    Your Weekend Recap: Experian Lied About Credit Scores it Sold

    News related to fraud and the Fair Credit Reporting Act that broke last weekend.

    The top story? Experian lied to consumers about credit scores it sold, must pay $3 million

    Counterfeit Currency: Feds Say "Fake Money" Trafficking is Worth More Than Cocaine Trade!

    By: Carly Souther

    Downloadable ProductU.S. Secret Service "Know Your Money" PDF

    During the 2015 fiscal year, the U.S. Secret Service seized about $146 million in fake banknotes.

    Most recently, in November 2016, the Secret Service announced its largest ever seizure of fake U.S. bills. $30 million and €50K were recovered from buildings in Lima, Peru. Some counterfeit notes, such as the Peruvian note and North Korea's "supernotes," are difficult-to-create: They are made from the same three-quarters cotton, one-quarter linen fiber paper composition used in real U.S. dollars. Others, such as a Virginia hairstylist's "washed" notes, are easier to create (but nonetheless difficult to detect).

    Perhaps you think that your employees have examined so many authentic bank notes that they can quickly spot a fake. Yet, this may not be the case. Although the money becomes the customer's property when s/he leaves your institution, strict policies on refunding bills do not instill customer trust nor are the good for your corporate image
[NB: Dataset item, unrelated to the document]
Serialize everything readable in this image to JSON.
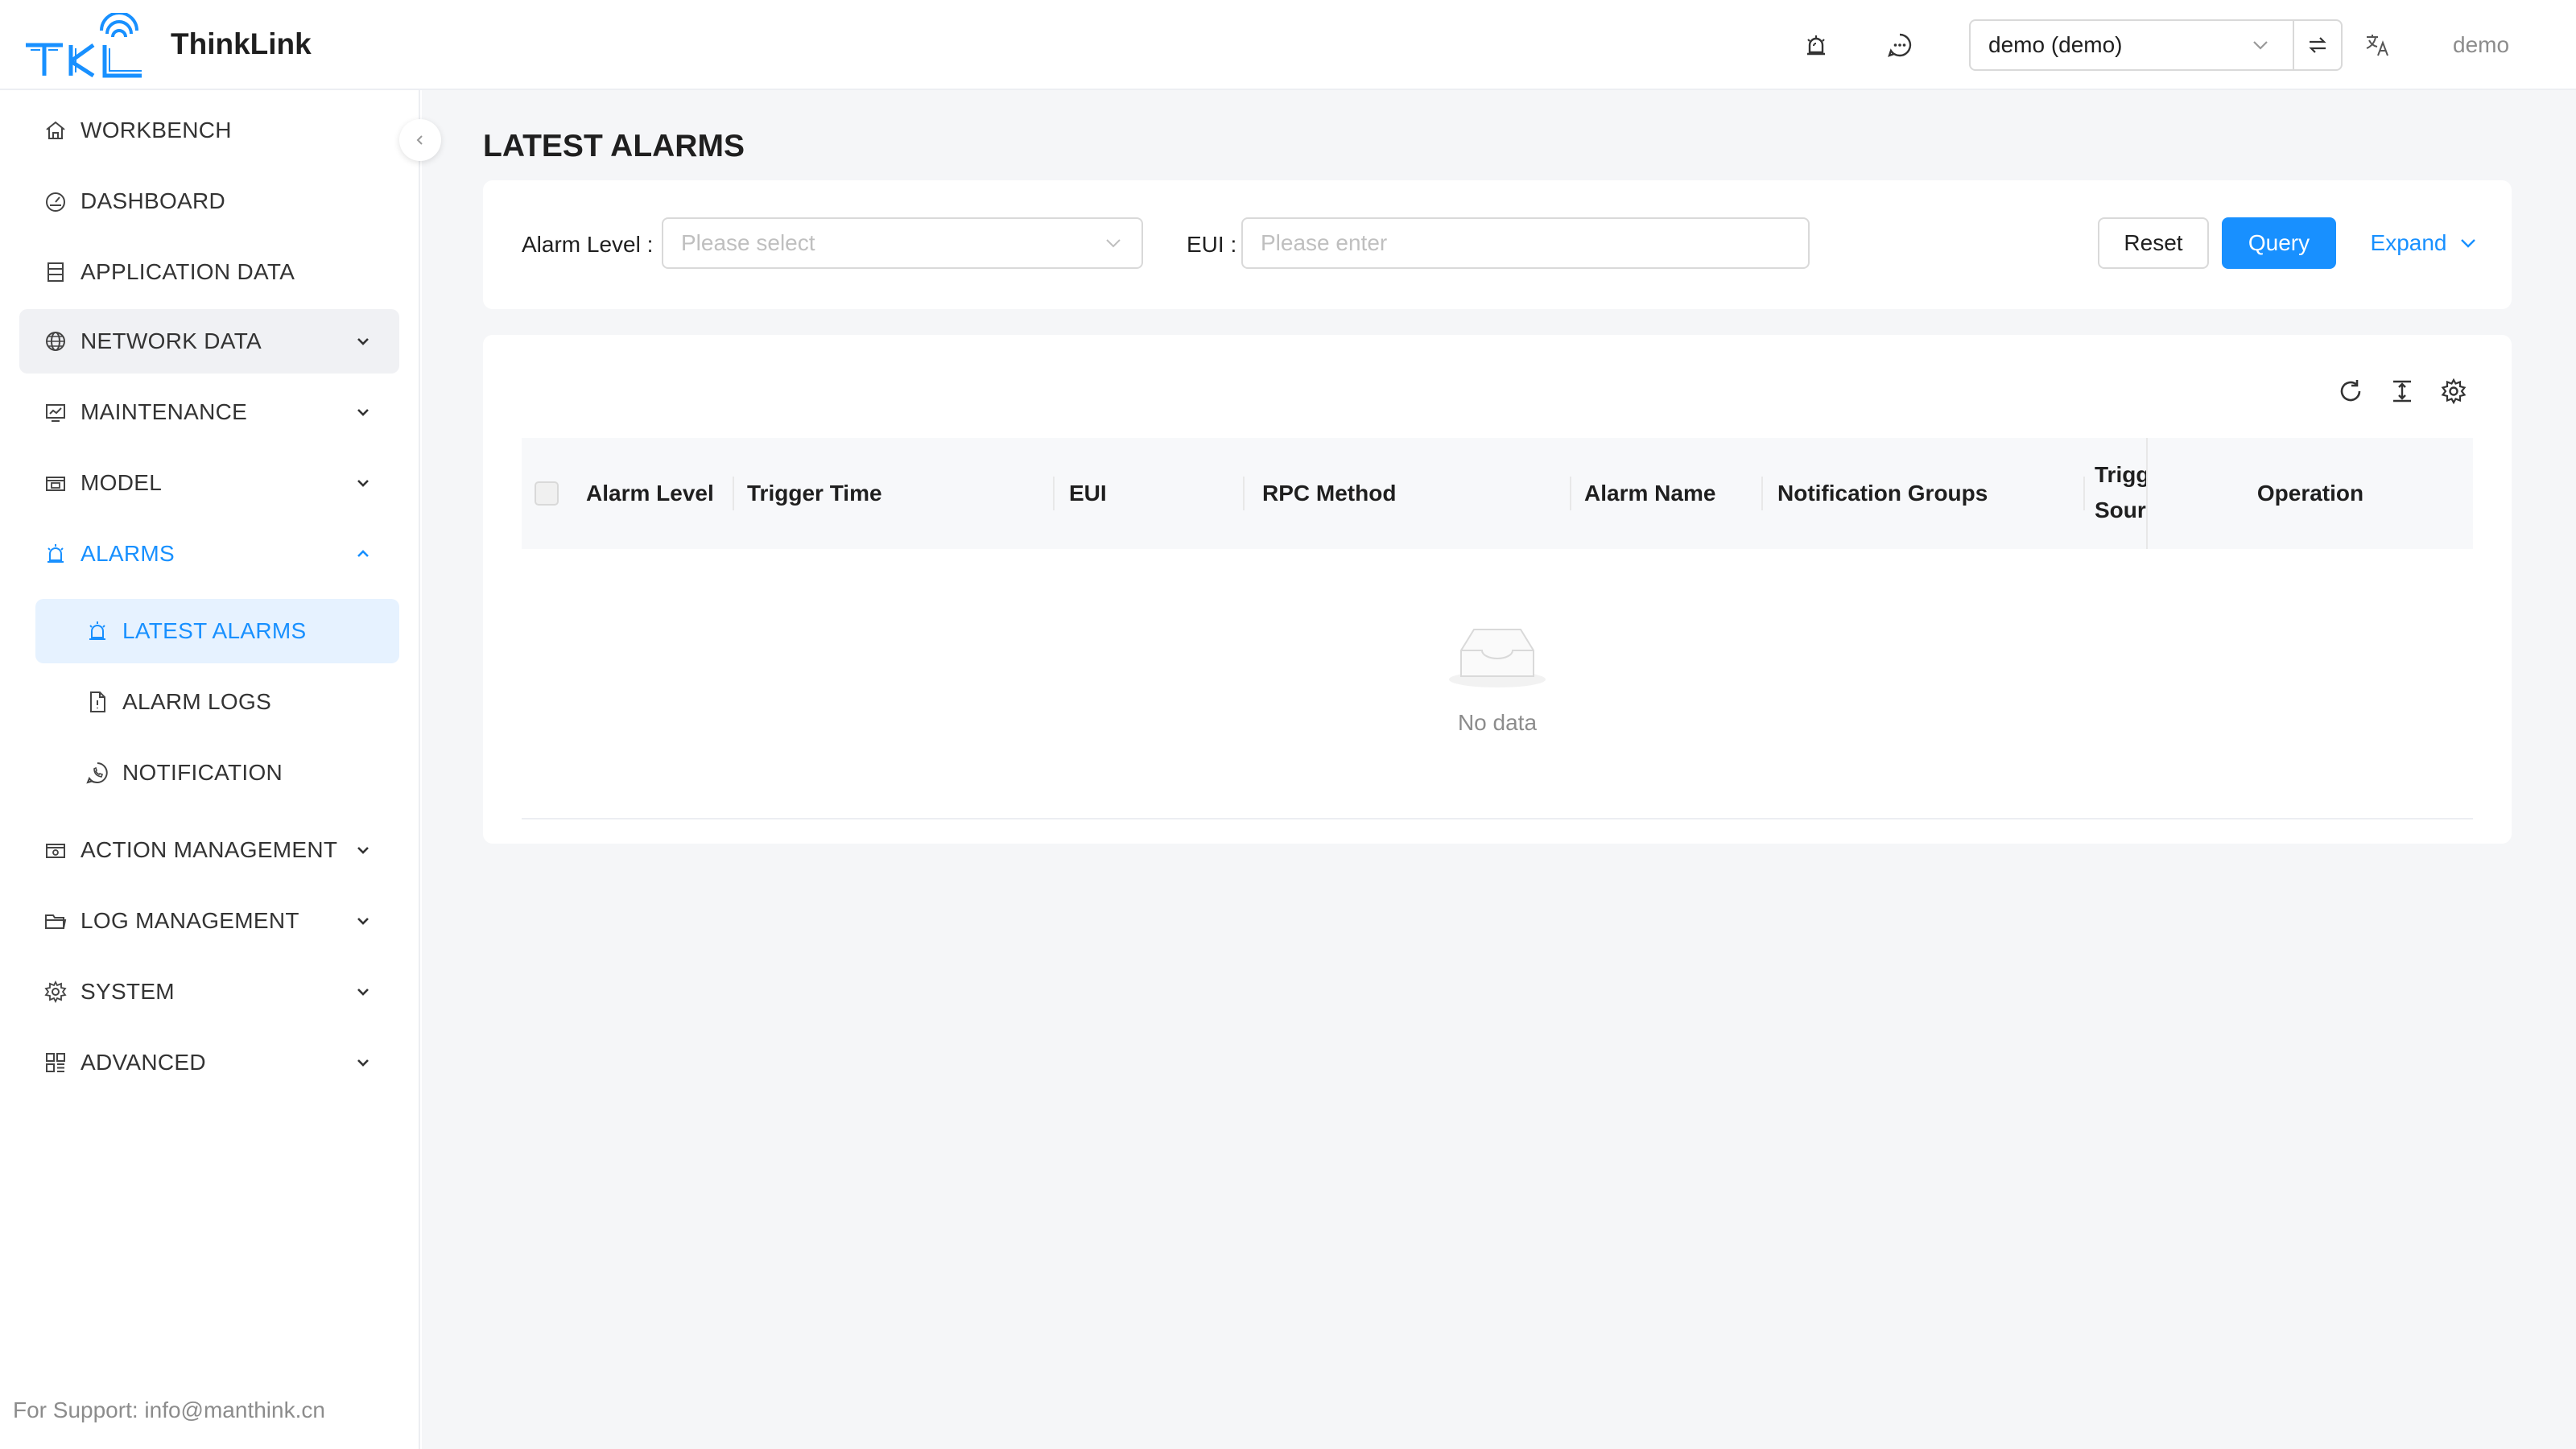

    If you'd like to learn more about the financial impacts of counterfeit currency and the protective measures your institution can take to prevent the receipt of fake money, register for our upcoming "Fraud Fighter" program on Thursday, 18 of May at 11AM ET.